In order to facilitate evidence-based advocacy backed by empirical findings, IYWD partnered with the Research Advocacy Unit (RAU) to commission a desk and field research in the form of a national survey titled, “Survey on Young Women’s Political Participation: Her Right of Way, Give Way”. The research established the level of participation, particularly representation of young women in the county’s elective politics at Local Government and Parliamentary levels. The survey will cover all the country’s 10 provinces.

Specific Objectives of the survey were as follows:

The Research and Advocacy Unit (RAU) conducted an online survey on young women’s views on current political developments and their hopes in the new dispensation. The purpose of the survey was to capture and amplify the views of young women that are usually not taken into account when it comes to issues of national interest. RAU recognizes that in the spirit of democratic governance young women’s voices matter and are important in contributing to national development.

Every year the world comes together to commemorate 16 days of Activism Against GBVfrom the 25th of November to the 10th of December centred around a theme. 2017‟s theme was “Together we can end GBV in Education.” It is against this backdrop that the Research and Advocacy Unit (RAU) and Girls Legacy carried out a study to interrogate the forms and levels of GBV affecting young women within schools.

This report examines women’s political wings in Zimbabwe, and is a follow up to a previous report produced in June 2017.11 Women’s wings are common in any political party, but the question is, in the era of seeking gender equality, are they necessary and relevant? It has been said that they are a critical player in any political matrix. However, outside of popularity politics one wonders if they are still necessary; in fact, what is the key mandate of these wings and is this mandate being fulfilled?

There is agreement that though efforts continue to be made in improving the plight of women and availing better opportunities which include access to education and the laws that seek to end early child marriages, government continues to pay lip service towards meeting its international obligations in ensuring gender parity and participation of women especially in decision making bodies. The consensus about the need to increase women in decision making and in politics goes as far as that.

Dear Rita

In commenting on the issue of proof of residence for women, Justice Makarau said ‘They can register to vote by getting a letter from their husband confirming they still reside with him. If you are not in good books you can still register by depositing an affidavit yourself. There is confusion between an affidavit and an affirmation, but yes, people can affirm where they reside and this will help homeless women.

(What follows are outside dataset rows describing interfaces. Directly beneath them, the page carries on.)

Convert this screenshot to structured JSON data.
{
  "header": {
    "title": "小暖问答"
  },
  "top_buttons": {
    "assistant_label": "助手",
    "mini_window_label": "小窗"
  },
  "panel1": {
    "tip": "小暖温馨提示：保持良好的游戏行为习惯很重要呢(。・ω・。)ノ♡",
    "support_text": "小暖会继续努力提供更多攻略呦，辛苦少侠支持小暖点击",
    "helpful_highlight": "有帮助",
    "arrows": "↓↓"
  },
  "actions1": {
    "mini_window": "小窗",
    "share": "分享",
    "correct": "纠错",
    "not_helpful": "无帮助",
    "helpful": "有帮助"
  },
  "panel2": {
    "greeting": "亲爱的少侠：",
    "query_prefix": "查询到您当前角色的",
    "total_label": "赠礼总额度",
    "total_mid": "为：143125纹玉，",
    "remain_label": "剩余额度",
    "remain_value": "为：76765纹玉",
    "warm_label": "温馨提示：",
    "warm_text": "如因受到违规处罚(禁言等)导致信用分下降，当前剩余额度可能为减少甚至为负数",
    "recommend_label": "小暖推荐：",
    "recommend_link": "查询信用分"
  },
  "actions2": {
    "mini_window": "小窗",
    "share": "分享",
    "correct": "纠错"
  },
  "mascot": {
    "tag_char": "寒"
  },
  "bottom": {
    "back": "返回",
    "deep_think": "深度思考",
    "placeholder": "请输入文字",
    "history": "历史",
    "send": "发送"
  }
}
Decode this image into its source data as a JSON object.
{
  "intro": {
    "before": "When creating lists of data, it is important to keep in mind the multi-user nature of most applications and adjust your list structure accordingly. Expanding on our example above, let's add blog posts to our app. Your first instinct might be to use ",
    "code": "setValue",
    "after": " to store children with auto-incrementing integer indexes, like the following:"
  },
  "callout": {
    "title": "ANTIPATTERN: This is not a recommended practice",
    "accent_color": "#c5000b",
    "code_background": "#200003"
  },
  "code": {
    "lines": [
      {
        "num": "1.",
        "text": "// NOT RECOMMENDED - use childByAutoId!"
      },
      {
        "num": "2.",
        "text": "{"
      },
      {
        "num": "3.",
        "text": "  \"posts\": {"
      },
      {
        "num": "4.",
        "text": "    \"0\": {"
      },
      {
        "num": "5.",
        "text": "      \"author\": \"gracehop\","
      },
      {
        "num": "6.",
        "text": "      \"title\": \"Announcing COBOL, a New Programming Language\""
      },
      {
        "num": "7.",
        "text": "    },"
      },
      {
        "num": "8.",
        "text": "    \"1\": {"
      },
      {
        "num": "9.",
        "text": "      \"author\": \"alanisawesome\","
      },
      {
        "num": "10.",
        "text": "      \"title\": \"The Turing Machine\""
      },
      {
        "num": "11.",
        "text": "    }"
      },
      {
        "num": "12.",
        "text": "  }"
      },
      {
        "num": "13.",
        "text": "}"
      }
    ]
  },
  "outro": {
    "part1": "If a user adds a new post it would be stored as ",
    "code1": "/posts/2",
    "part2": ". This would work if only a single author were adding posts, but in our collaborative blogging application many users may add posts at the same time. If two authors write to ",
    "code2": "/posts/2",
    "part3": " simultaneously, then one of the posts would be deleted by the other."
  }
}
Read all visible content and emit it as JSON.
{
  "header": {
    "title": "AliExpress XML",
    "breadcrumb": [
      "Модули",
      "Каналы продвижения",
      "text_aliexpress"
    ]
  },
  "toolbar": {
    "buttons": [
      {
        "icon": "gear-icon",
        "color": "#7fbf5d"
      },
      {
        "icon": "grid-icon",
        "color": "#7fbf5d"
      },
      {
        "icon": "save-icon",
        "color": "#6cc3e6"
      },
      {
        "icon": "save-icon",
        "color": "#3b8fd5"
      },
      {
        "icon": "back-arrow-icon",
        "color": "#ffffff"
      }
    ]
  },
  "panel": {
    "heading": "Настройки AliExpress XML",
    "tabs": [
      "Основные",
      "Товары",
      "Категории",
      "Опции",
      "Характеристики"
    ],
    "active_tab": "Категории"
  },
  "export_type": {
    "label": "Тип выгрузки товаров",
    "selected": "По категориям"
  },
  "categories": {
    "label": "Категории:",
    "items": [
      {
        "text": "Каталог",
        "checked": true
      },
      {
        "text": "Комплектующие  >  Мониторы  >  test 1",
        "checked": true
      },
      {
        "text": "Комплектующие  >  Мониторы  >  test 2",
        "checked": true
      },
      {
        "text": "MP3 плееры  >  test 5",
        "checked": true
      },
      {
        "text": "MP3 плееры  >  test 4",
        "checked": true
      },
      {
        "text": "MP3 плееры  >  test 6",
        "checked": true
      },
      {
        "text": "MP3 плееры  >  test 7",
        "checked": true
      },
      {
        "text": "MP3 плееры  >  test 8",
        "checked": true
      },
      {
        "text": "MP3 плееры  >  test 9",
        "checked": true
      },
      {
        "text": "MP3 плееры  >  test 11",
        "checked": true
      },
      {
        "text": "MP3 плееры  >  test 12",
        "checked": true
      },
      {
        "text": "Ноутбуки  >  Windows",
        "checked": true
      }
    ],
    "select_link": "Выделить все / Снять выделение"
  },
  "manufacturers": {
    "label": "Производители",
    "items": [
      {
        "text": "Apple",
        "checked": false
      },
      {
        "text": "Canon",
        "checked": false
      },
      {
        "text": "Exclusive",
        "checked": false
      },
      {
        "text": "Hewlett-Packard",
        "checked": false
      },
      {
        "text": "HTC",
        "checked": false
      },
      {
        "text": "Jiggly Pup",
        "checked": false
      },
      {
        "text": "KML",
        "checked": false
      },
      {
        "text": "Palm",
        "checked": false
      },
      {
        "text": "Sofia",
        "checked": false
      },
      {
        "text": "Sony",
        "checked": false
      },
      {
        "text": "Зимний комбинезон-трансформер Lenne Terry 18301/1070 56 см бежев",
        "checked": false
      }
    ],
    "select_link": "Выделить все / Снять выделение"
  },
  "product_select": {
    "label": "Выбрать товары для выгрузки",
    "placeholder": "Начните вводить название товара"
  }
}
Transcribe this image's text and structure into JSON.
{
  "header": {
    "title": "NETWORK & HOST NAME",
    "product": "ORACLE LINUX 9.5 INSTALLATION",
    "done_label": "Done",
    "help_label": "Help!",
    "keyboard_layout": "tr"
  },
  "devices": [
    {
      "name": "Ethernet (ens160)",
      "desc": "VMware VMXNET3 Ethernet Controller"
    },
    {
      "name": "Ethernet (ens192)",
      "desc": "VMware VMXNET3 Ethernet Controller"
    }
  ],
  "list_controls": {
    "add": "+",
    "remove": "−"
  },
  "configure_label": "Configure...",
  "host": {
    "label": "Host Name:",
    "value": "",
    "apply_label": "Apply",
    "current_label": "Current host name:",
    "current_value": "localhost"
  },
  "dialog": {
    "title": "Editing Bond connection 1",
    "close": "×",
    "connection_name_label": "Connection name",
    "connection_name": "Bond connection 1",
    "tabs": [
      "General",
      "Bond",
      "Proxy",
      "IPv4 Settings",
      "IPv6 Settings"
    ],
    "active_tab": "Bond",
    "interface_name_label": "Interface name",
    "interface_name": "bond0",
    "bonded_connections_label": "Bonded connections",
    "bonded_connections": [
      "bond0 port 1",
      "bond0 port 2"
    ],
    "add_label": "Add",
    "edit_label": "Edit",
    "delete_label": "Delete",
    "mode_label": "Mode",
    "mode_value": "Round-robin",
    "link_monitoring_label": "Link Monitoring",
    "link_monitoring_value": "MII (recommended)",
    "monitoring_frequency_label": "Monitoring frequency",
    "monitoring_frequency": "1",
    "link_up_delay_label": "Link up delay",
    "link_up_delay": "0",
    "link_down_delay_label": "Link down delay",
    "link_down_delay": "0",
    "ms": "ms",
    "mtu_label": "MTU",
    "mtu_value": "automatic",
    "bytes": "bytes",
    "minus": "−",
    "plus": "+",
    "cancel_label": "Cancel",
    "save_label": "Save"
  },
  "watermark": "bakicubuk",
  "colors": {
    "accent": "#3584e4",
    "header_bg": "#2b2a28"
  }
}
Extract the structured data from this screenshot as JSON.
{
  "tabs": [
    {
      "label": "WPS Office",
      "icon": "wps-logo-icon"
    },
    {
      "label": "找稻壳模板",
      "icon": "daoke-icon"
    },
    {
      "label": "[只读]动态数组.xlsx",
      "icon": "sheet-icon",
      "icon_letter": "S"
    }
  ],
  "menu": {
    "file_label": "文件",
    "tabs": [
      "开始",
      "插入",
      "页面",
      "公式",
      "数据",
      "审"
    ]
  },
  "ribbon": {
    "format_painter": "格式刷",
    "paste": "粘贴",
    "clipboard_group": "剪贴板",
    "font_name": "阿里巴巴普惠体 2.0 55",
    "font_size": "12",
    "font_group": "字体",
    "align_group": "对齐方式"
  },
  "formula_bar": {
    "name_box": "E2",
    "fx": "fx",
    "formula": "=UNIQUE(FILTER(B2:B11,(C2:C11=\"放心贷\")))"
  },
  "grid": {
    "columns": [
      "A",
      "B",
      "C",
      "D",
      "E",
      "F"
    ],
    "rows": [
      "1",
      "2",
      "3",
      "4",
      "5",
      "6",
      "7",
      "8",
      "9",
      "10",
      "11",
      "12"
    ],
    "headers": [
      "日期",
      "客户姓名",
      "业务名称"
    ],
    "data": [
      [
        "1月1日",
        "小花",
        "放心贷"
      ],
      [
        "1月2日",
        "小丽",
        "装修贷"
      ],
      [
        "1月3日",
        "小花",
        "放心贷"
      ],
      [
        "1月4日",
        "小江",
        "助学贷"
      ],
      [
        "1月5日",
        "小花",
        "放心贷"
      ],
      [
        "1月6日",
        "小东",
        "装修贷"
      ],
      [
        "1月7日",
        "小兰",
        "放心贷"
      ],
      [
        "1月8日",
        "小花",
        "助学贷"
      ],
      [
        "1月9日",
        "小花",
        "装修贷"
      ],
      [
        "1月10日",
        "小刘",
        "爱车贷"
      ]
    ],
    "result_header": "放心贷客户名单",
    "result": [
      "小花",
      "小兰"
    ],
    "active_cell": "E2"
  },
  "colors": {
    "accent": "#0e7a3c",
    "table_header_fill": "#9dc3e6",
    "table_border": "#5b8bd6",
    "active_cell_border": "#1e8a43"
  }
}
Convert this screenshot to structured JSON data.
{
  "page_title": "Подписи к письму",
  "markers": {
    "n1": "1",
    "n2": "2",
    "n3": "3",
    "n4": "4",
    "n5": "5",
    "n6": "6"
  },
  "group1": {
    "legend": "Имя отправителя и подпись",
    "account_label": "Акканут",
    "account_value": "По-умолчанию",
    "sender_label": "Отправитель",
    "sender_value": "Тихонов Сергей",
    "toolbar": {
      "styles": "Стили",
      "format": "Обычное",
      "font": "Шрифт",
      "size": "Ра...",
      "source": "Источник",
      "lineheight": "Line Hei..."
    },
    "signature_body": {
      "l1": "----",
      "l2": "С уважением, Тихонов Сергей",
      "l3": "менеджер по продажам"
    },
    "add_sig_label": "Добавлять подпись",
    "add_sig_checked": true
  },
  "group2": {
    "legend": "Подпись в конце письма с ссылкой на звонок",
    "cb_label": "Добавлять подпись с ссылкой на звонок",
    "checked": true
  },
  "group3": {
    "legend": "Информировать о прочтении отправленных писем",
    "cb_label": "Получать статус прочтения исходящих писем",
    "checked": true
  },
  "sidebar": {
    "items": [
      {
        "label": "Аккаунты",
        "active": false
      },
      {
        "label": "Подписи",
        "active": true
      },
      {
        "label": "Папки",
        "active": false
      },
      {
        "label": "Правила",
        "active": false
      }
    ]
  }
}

Young women are interested in politics but have no faith in political parties. They feel that political parties do not have their interests at heart and that they are not concerned about the ordinary person: their main concern is in enriching themselves and their inner circles. These young women summed up the key governance problems in Zimbabwe as failed government, failed opposition parties, self-seeking politicians, disrespect for the rule of law, corruption, and the lack of citizen participation.

This paper, a first in the series of women's political leagues, is a literature review paper, providing an overview of the information on women's political leagues and wings that exist already. It explores the organization, structure and role women's leagues play in increasing the political participation of women. It also examines the challenges women's leagues face, hindering the progress of both their agenda and those of the women in the political environment.

RAU conducted an online survey to establish young women's views on politics as we prepare for elections next year (2018) as a follow up to research conducted with groups of middle class women in 2016.  This research is important as it contributes to the efforts by other organisations and movements to encourage women to participate more in national governance.

This preliminary report examines some of the changes that have taken place in Zimbabwean women’s agency since 2004. It follows on from several analyses of the Afrobarometer data in recent years, all as part of the Research and Advocacy Unit (RAU) programme on active citizenship, which, with the Institute of Development Studies (IDS), has looked at youth and violence, and women’s agency.